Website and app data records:
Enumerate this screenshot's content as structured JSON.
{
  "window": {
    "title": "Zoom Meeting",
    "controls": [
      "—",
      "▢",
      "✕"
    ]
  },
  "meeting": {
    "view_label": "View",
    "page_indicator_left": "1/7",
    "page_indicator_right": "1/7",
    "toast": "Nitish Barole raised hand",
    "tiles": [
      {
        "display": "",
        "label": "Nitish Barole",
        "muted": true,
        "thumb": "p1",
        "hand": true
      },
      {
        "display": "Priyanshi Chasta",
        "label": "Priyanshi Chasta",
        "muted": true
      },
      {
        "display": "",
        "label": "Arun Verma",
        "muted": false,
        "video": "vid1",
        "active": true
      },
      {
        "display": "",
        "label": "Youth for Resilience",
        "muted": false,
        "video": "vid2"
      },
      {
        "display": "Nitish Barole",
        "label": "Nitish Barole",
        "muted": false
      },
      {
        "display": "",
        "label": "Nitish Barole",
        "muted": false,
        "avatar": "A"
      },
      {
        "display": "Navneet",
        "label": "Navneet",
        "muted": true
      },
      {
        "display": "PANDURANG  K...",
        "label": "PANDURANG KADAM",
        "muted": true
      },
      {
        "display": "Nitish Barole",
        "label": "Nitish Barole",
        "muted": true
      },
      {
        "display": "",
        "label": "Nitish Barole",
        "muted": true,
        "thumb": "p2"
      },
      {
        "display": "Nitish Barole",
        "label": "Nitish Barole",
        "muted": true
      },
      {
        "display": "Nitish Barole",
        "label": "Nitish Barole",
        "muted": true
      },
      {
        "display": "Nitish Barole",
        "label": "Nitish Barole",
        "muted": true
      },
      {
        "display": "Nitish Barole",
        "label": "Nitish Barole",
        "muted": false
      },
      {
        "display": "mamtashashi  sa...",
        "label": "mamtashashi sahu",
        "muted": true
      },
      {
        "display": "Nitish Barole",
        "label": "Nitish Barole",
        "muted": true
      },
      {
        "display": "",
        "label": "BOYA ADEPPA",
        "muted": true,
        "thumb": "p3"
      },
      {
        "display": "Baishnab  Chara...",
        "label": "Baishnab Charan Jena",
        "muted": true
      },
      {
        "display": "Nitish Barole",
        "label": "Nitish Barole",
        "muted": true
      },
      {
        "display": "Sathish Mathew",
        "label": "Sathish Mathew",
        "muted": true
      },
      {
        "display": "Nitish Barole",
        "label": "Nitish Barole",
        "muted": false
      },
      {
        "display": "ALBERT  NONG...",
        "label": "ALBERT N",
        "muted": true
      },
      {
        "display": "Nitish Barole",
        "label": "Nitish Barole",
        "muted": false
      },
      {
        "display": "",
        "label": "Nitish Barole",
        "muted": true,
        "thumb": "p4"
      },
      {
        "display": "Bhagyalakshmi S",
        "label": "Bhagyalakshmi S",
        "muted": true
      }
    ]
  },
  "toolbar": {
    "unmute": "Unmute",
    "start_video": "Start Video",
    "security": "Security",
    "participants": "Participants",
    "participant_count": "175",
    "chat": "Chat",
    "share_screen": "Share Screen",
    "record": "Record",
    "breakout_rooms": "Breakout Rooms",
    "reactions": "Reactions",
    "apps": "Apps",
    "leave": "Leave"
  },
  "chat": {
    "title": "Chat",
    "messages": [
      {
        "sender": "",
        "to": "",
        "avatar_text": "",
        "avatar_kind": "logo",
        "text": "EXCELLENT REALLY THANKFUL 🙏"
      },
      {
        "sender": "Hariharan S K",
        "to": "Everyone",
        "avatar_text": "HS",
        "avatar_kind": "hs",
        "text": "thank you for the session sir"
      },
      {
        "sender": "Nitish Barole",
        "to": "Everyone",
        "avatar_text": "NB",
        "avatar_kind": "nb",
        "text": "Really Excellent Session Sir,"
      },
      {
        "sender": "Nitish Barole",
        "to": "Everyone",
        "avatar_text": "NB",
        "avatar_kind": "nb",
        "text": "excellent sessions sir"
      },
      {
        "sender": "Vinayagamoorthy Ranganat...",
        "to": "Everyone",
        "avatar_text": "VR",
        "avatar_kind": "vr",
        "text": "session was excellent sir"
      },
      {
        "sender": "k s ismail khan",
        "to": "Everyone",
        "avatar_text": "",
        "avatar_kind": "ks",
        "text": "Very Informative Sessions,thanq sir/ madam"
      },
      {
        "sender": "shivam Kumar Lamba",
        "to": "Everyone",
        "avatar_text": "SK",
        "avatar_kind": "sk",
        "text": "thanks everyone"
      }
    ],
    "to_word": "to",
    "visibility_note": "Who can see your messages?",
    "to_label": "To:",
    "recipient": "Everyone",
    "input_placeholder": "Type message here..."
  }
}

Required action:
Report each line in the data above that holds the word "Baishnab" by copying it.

Result:
        "display": "Baishnab  Chara...",
        "label": "Baishnab Charan Jena",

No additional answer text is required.